- Work task -
Go through the listing below and say how many lines include "title". Give the number by itself.

*** Block opens ***

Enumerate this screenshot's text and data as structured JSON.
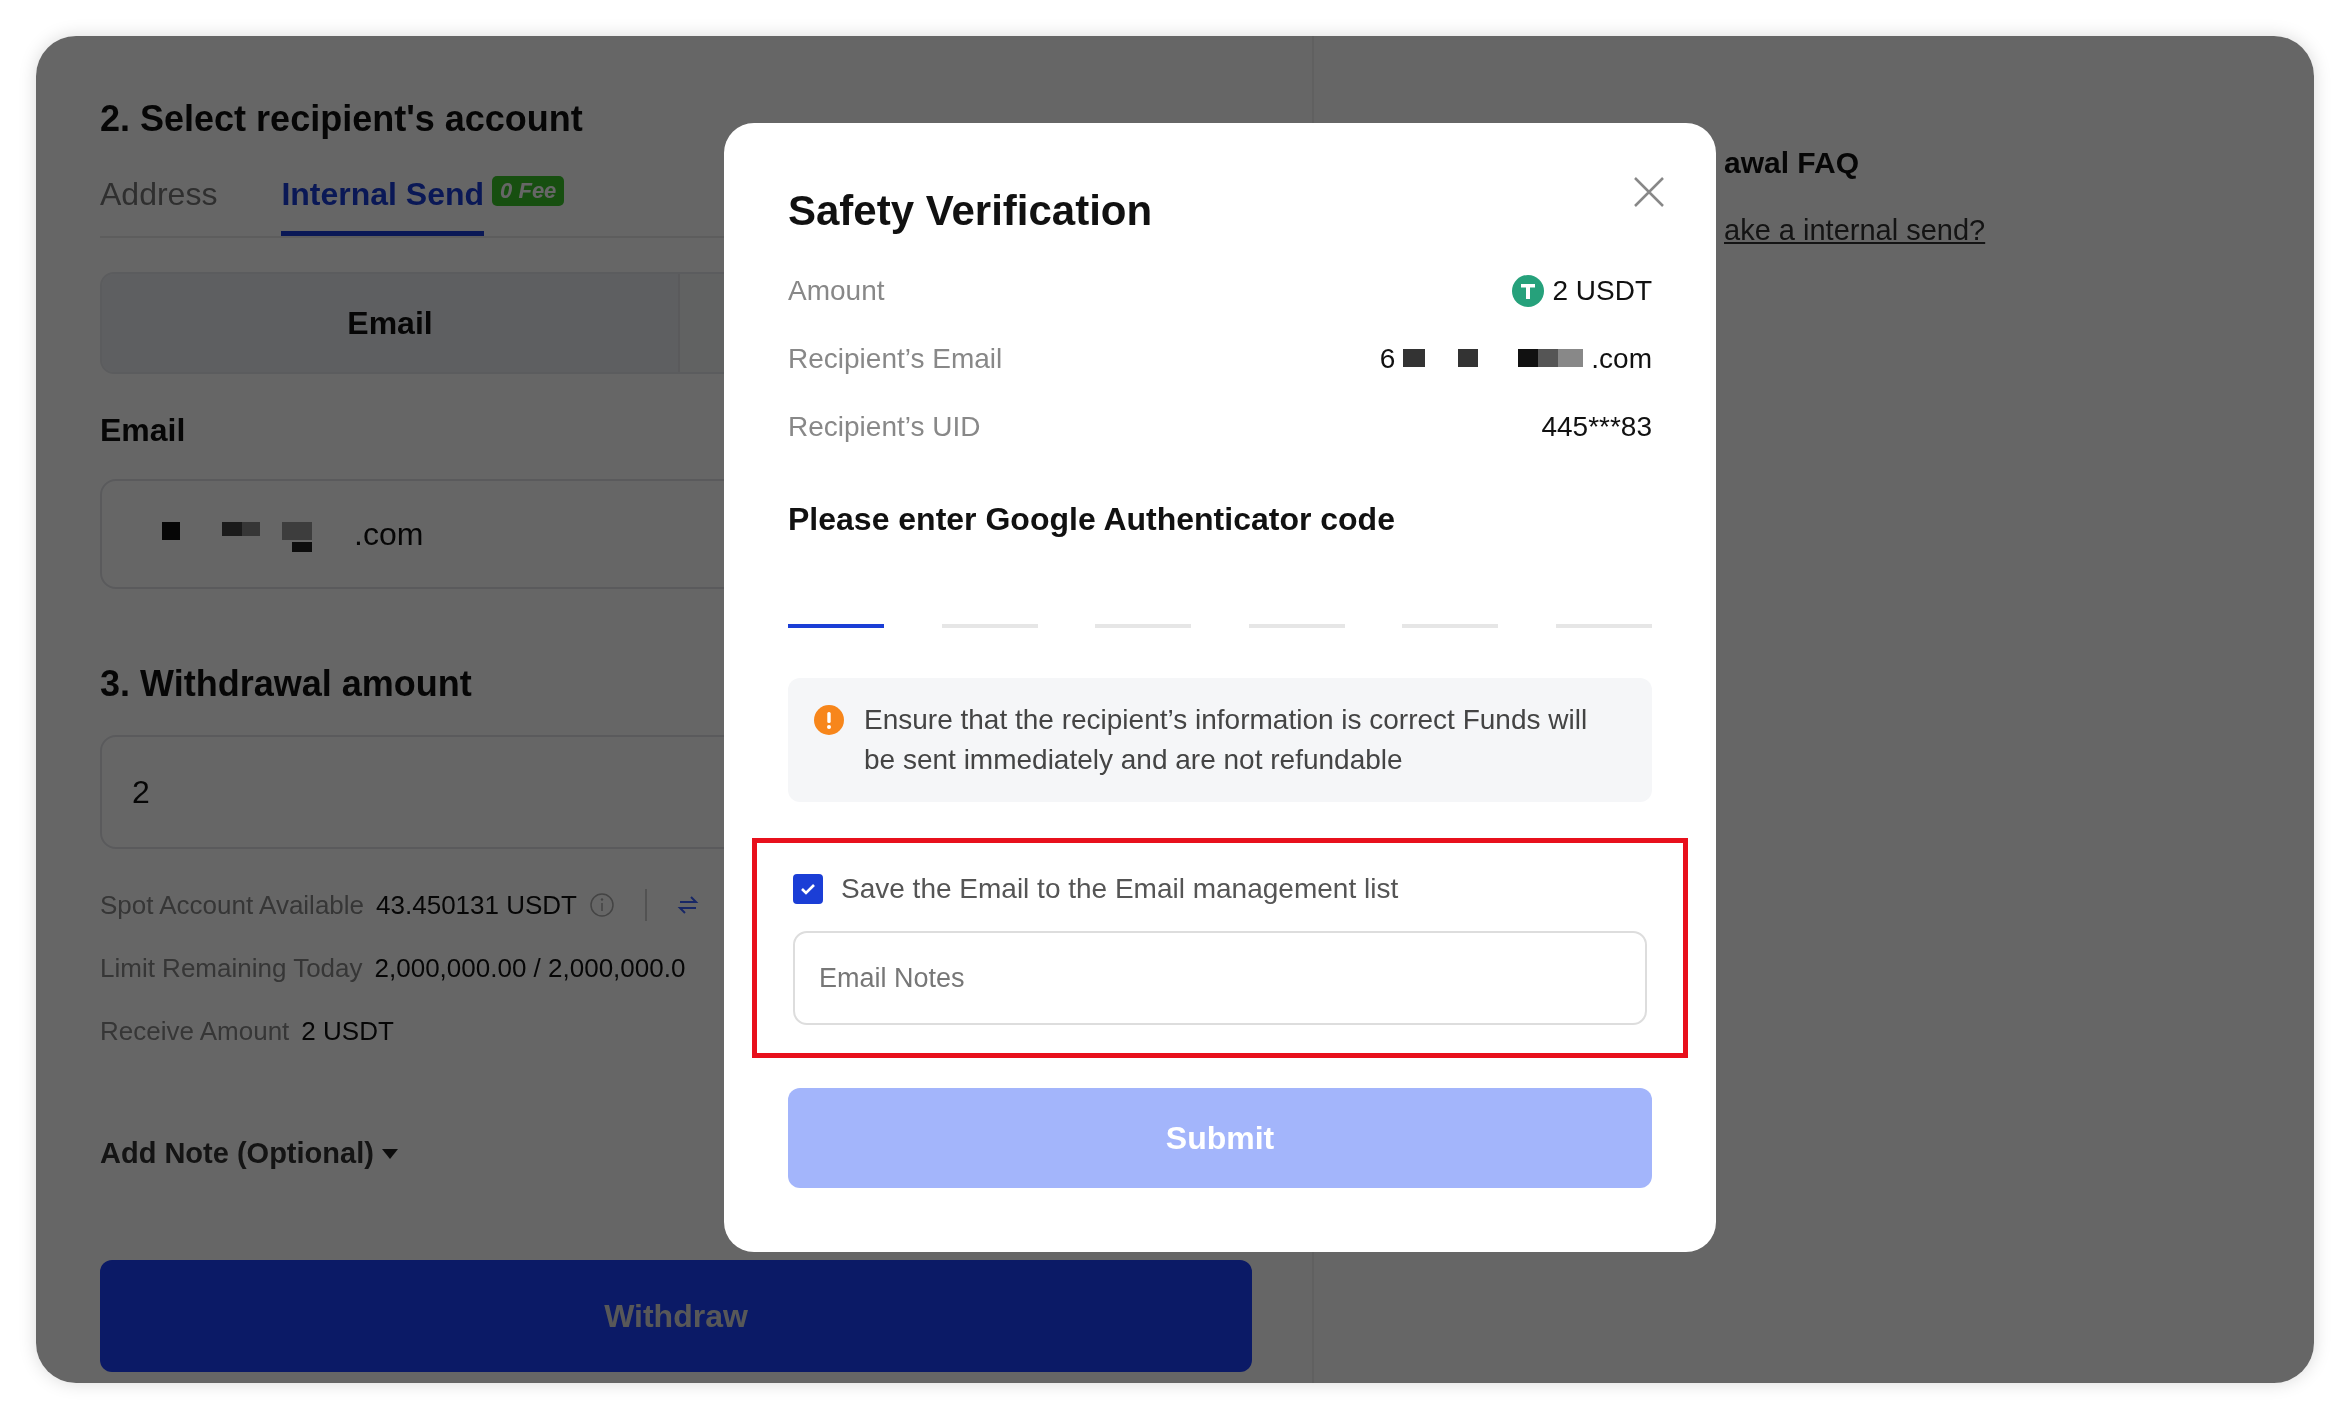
{
  "recipient_section": {
    "title": "2. Select recipient's account",
    "tabs": [
      {
        "label": "Address",
        "selected": false
      },
      {
        "label": "Internal Send",
        "selected": true,
        "badge": "0 Fee"
      }
    ],
    "segments": [
      {
        "label": "Email",
        "selected": true
      },
      {
        "selected": false
      }
    ],
    "email_label": "Email",
    "email_value_suffix": ".com"
  },
  "amount_section": {
    "title": "3. Withdrawal amount",
    "value": "2",
    "info": [
      {
        "label": "Spot Account Available",
        "value": "43.450131 USDT",
        "kind": "balance"
      },
      {
        "label": "Limit Remaining Today",
        "value": "2,000,000.00 / 2,000,000.0",
        "kind": "plain"
      },
      {
        "label": "Receive Amount",
        "value": "2 USDT",
        "kind": "plain"
      }
    ],
    "add_note": "Add Note (Optional)",
    "withdraw_button": "Withdraw"
  },
  "faq": {
    "title": "awal FAQ",
    "link": "ake a internal send?"
  },
  "modal": {
    "title": "Safety Verification",
    "details": [
      {
        "label": "Amount",
        "value": "2 USDT",
        "kind": "coin"
      },
      {
        "label": "Recipient’s Email",
        "value_prefix": "6",
        "value": ".com",
        "kind": "redacted"
      },
      {
        "label": "Recipient’s UID",
        "value": "445***83",
        "kind": "plain"
      }
    ],
    "code_prompt": "Please enter Google Authenticator code",
    "code_slots": [
      {
        "selected": true
      },
      {
        "selected": false
      },
      {
        "selected": false
      },
      {
        "selected": false
      },
      {
        "selected": false
      },
      {
        "selected": false
      }
    ],
    "notice": "Ensure that the recipient’s information is correct Funds will be sent immediately and are not refundable",
    "save_option": {
      "label": "Save the Email to the Email management list",
      "checked": true,
      "highlighted": true
    },
    "notes_field": {
      "placeholder": "Email Notes"
    },
    "submit_button": {
      "label": "Submit",
      "disabled": true
    }
  }
}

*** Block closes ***

- Response to this exercise -
4